[[ Provided data, beginning ]]

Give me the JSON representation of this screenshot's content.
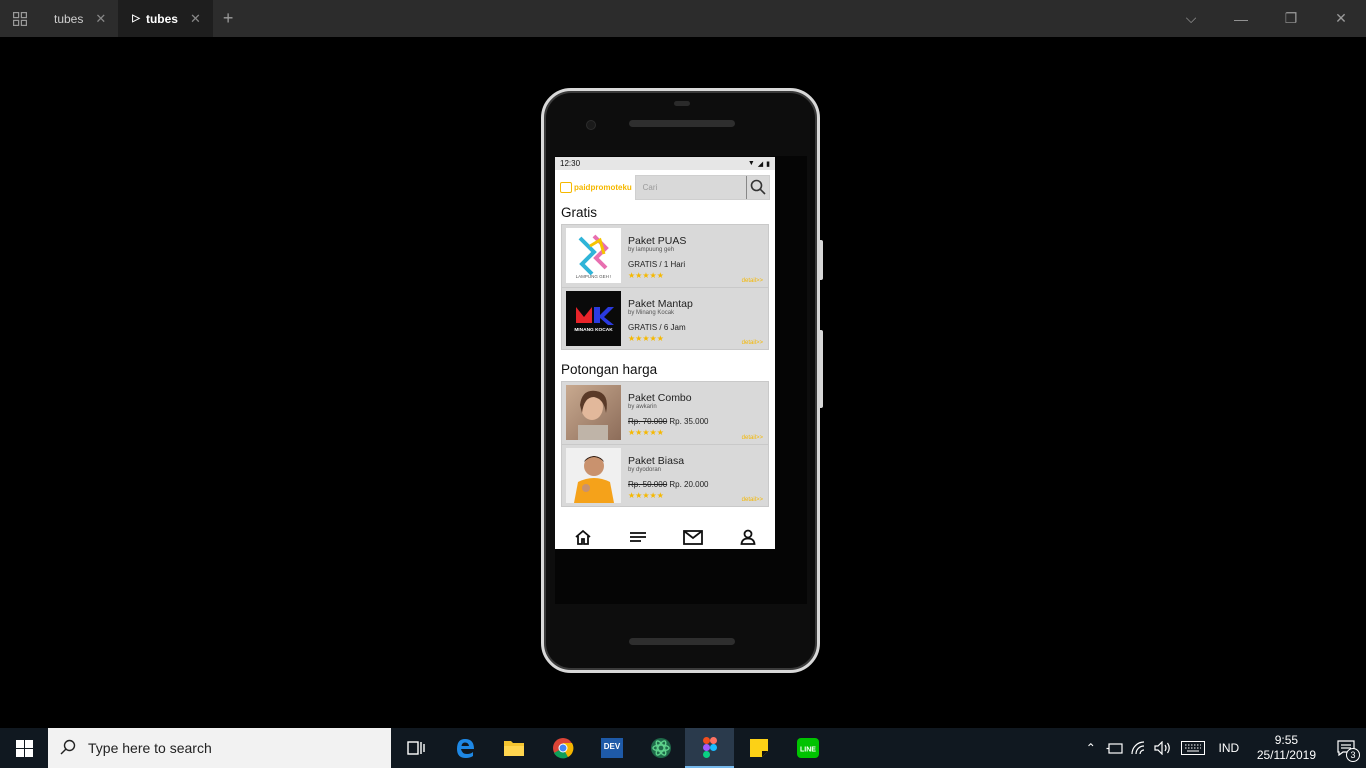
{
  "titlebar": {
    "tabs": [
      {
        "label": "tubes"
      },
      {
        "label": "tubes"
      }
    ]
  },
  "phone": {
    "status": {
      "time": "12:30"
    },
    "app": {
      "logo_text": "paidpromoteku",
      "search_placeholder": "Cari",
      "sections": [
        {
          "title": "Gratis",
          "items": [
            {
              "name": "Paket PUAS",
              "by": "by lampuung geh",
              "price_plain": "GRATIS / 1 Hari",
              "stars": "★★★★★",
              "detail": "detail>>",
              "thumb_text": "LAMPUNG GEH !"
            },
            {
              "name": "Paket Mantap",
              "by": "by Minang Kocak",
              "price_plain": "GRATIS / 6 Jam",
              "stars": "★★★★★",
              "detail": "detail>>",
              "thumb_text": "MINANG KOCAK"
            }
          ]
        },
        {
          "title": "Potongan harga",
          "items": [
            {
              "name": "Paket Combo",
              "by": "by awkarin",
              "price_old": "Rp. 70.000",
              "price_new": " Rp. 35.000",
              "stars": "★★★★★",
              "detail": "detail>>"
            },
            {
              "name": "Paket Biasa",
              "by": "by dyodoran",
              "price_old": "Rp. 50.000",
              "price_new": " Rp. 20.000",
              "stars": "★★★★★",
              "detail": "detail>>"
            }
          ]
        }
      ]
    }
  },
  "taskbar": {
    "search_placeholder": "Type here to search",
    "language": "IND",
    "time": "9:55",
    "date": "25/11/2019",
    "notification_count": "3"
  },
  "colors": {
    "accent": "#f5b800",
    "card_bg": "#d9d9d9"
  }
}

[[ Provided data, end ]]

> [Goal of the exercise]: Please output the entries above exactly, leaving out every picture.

> [Response area]:
Give me the JSON representation of this screenshot's content.
{
  "titlebar": {
    "tabs": [
      {
        "label": "tubes"
      },
      {
        "label": "tubes"
      }
    ]
  },
  "phone": {
    "status": {
      "time": "12:30"
    },
    "app": {
      "logo_text": "paidpromoteku",
      "search_placeholder": "Cari",
      "sections": [
        {
          "title": "Gratis",
          "items": [
            {
              "name": "Paket PUAS",
              "by": "by lampuung geh",
              "price_plain": "GRATIS / 1 Hari",
              "stars": "★★★★★",
              "detail": "detail>>",
              "thumb_text": "LAMPUNG GEH !"
            },
            {
              "name": "Paket Mantap",
              "by": "by Minang Kocak",
              "price_plain": "GRATIS / 6 Jam",
              "stars": "★★★★★",
              "detail": "detail>>",
              "thumb_text": "MINANG KOCAK"
            }
          ]
        },
        {
          "title": "Potongan harga",
          "items": [
            {
              "name": "Paket Combo",
              "by": "by awkarin",
              "price_old": "Rp. 70.000",
              "price_new": " Rp. 35.000",
              "stars": "★★★★★",
              "detail": "detail>>"
            },
            {
              "name": "Paket Biasa",
              "by": "by dyodoran",
              "price_old": "Rp. 50.000",
              "price_new": " Rp. 20.000",
              "stars": "★★★★★",
              "detail": "detail>>"
            }
          ]
        }
      ]
    }
  },
  "taskbar": {
    "search_placeholder": "Type here to search",
    "language": "IND",
    "time": "9:55",
    "date": "25/11/2019",
    "notification_count": "3"
  },
  "colors": {
    "accent": "#f5b800",
    "card_bg": "#d9d9d9"
  }
}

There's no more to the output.